Remain alert to telephone call, SMS and email phishing scams and, if in any doubt about the communication speak to someone about it or look to engage the organisation using alternative means.

More information about phishing scams is available on the Australian Consumer and Competition Commission's (ACCC's) website on Phishing (https://www.scamwatch.gov.au/types-of-scams/attempts-to-gain-your-personal-information/phishing)

Remain alert to unauthorised requests to port your mobile telephone number to another provider. Most carriers will text message you first before this occurs. If this occurs or your phone loses a permanent signal, contact your telecommunications service provider to confirm whether a request for porting has occurred, and if so, request a reversal. You should also contact your financial institution to temporarily suspend online banking and change your email password and set up multi-factor authentication with another mobile number or email address. More information about this type of scam can be found at IDCARE’s Fact Sheet on Porting.

You can find additional guidance about protecting your identity and privacy rights by visiting the OAIC's website (www.oaic.gov.au). The OAIC is also the national privacy regulator.

You are not alone here. Navigating and understanding response options can be difficult. IDCARE is available to work with you to explore your concerns, any unique needs you may have protecting your identity and personal information, and related support. You can arrange to speak with an IDCARE Case Manager at the Get Help Now section on their website. Be sure to quote your YMAC referral code.

If there is any misuse of your personal information, IDCARE will help you restore your identity and account information. However, the ability to respond and recover lessens considerably if you respond to an email, SMS or telephone call and enable access to your accounts because of a deceptive act. This may be too difficult to correct. So be particularly mindful of socially engineered attacks, including phishing emails, fake social media requests and messaging, text messages that require you to click on links, and telephone scammers.

 

More information about actions you can take to reduce your risk of harm can be found at oaic.gov.au including:

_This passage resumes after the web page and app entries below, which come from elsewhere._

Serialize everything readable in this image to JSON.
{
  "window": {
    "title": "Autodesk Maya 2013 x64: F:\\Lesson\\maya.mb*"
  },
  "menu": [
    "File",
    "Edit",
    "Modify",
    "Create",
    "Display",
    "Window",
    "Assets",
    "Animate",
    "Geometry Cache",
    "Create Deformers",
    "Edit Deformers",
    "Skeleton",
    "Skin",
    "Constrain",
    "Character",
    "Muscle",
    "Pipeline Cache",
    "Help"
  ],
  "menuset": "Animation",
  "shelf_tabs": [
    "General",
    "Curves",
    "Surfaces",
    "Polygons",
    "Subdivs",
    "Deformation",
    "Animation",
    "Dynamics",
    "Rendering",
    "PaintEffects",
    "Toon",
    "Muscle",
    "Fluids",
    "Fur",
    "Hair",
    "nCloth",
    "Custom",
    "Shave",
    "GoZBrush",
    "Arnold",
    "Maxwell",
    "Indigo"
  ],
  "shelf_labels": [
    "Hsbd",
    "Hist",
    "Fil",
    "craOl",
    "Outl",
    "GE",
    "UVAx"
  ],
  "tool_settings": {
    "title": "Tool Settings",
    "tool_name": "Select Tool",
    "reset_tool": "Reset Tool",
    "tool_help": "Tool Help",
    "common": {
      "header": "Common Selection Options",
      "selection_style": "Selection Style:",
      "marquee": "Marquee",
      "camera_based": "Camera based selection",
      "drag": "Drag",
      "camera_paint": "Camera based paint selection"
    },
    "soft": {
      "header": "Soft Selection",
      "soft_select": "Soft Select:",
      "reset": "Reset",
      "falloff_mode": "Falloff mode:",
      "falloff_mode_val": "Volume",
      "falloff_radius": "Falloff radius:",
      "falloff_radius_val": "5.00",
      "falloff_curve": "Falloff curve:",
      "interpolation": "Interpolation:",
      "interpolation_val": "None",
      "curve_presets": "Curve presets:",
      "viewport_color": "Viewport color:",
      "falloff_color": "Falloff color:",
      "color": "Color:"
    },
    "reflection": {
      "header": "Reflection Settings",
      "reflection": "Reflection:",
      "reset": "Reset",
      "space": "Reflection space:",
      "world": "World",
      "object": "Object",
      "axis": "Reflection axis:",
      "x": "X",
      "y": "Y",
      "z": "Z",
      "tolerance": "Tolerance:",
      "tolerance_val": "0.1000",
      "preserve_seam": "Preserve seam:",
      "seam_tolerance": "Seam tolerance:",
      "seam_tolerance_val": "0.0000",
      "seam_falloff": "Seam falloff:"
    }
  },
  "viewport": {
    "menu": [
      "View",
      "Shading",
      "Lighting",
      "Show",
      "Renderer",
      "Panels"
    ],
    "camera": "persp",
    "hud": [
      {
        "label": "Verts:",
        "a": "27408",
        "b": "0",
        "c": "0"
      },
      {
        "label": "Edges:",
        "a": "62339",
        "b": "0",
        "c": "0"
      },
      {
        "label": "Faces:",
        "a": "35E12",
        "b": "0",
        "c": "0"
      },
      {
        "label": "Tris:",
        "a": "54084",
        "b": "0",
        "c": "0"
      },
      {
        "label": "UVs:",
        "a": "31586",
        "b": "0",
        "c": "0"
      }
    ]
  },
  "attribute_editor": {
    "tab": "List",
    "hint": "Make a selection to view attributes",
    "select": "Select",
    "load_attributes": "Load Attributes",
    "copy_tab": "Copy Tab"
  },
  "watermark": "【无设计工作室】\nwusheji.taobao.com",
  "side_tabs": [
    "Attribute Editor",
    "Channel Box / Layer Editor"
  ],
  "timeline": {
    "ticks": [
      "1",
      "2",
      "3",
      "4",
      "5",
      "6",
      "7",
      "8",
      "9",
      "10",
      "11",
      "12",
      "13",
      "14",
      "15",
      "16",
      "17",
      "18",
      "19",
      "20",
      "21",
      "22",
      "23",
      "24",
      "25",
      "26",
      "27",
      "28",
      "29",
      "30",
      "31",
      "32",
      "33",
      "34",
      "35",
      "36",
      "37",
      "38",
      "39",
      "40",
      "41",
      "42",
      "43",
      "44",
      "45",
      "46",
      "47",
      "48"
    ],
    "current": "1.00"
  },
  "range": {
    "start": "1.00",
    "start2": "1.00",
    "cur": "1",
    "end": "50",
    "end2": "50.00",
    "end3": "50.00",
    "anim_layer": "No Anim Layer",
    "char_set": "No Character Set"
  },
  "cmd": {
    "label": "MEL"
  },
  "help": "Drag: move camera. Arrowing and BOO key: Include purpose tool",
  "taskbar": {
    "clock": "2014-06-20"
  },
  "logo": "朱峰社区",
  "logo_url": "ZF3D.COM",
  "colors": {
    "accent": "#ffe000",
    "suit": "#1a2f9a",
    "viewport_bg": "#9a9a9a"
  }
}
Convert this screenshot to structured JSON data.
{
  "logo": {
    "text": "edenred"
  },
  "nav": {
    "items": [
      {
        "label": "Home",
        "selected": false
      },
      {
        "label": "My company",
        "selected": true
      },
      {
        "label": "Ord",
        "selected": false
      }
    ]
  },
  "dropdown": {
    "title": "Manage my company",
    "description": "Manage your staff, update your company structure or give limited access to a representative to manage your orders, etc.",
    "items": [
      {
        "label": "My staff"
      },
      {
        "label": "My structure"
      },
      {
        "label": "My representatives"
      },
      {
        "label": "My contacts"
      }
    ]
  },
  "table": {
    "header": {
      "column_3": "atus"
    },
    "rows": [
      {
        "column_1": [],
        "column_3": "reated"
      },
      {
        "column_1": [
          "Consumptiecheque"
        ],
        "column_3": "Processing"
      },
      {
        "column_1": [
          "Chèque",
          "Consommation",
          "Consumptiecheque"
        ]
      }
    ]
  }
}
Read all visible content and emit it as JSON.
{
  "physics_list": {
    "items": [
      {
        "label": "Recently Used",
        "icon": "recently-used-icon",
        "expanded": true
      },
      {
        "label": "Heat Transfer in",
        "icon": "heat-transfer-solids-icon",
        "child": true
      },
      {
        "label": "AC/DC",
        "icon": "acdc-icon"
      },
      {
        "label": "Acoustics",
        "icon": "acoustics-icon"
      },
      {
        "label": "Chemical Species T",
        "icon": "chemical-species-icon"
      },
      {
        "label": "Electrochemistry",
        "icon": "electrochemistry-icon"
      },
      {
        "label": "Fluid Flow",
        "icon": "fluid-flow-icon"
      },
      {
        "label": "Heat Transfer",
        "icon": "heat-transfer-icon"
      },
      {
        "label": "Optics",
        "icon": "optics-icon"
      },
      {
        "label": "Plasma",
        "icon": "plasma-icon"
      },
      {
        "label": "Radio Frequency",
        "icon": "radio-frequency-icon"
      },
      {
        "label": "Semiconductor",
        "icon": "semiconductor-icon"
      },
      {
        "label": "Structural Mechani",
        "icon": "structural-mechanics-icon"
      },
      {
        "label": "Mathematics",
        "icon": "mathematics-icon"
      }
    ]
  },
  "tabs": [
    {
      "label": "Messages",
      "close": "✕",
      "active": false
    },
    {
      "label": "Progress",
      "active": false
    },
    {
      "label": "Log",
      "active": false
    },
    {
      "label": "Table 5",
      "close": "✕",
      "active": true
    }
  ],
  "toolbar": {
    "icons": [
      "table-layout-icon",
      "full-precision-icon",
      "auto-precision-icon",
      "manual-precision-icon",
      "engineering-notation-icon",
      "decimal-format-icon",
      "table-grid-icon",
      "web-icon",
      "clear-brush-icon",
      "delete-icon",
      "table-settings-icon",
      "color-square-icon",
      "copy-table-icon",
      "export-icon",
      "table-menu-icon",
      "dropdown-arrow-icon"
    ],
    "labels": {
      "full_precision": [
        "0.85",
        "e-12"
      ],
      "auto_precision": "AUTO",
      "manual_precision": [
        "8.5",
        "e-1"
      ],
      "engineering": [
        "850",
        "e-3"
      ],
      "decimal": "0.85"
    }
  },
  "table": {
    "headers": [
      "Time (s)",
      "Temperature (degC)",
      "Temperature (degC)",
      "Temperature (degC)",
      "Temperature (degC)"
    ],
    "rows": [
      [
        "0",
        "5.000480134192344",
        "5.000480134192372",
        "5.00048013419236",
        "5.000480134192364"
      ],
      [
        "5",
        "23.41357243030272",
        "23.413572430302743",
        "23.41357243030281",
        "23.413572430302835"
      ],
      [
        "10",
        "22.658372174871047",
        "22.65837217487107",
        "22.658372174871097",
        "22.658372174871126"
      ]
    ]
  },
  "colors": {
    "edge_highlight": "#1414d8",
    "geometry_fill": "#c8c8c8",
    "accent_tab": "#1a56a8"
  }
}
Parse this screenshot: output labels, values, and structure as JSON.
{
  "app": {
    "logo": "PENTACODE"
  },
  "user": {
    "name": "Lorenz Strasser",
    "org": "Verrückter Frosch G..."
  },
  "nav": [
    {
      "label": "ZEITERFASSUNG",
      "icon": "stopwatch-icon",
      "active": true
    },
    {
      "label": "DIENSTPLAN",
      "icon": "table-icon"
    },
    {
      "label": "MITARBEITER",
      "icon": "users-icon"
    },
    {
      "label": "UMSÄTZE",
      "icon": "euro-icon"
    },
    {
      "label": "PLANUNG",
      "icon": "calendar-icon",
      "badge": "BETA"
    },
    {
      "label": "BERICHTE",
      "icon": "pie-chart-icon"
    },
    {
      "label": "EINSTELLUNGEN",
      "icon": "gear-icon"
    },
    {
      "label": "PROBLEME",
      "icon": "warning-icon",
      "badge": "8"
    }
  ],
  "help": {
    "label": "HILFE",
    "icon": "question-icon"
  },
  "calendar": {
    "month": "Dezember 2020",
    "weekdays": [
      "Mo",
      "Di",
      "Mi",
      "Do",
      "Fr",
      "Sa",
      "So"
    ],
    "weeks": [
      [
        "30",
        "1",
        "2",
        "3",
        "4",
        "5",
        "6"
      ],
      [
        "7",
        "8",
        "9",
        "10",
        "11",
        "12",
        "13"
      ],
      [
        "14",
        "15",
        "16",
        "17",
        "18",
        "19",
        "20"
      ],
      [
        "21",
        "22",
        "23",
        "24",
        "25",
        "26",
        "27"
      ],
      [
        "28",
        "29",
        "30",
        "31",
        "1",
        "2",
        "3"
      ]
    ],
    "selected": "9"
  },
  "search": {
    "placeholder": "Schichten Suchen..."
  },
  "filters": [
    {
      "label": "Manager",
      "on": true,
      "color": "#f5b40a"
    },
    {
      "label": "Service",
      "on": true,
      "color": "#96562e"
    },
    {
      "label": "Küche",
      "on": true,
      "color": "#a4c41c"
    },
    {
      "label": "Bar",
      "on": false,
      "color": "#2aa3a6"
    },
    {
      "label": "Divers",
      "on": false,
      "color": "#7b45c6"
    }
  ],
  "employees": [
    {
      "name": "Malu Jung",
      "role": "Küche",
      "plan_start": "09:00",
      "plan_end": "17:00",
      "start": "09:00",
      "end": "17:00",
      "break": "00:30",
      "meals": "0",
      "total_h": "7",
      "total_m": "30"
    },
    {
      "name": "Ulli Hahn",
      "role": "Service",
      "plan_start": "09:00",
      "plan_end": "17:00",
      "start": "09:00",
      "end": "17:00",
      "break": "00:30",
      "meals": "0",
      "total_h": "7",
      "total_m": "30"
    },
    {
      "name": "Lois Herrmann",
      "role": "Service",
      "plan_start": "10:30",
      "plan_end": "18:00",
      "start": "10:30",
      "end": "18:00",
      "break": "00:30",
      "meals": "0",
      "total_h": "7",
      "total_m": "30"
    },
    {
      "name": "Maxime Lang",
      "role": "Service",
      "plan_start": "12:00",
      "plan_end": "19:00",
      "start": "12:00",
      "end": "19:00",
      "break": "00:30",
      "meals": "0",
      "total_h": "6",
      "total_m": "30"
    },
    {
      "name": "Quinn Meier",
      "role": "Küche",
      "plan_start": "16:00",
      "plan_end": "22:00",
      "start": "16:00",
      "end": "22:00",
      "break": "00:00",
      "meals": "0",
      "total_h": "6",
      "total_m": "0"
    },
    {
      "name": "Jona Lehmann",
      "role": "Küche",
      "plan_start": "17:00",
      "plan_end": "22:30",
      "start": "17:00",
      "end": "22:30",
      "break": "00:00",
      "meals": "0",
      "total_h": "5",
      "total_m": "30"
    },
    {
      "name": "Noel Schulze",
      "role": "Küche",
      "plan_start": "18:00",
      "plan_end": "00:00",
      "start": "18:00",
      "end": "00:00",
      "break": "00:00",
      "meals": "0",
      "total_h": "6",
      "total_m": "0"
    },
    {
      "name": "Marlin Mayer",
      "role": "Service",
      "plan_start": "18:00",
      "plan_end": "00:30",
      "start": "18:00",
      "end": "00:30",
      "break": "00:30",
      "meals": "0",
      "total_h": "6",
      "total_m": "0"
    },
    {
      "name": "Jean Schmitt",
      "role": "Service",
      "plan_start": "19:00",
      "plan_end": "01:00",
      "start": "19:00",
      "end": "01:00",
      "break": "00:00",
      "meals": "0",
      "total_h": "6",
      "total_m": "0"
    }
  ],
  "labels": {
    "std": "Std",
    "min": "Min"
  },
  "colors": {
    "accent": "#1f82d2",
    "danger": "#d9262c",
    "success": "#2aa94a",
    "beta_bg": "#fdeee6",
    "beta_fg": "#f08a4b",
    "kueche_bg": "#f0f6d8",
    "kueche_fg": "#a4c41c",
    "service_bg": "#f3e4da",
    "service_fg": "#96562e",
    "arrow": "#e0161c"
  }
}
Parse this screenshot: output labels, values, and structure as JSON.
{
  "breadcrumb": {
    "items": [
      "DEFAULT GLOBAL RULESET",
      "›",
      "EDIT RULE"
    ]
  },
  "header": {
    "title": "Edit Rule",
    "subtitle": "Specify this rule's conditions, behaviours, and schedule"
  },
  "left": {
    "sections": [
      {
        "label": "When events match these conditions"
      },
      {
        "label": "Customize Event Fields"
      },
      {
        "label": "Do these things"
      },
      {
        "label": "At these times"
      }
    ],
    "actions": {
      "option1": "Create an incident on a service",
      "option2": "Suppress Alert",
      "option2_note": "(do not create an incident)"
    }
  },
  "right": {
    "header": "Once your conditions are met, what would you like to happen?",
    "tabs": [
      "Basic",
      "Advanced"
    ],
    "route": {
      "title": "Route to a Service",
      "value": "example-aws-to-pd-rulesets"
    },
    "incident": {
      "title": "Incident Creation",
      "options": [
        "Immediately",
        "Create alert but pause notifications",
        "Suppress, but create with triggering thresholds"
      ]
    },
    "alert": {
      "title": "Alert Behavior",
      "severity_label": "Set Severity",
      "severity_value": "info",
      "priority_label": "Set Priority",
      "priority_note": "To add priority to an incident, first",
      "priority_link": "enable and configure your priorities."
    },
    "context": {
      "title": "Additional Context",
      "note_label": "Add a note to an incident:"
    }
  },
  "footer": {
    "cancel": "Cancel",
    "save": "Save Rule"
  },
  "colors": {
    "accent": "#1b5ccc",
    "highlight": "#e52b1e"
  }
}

The OAIC also has useful information on how to act quickly if you are affected by a data breach, including a downloadable PDF.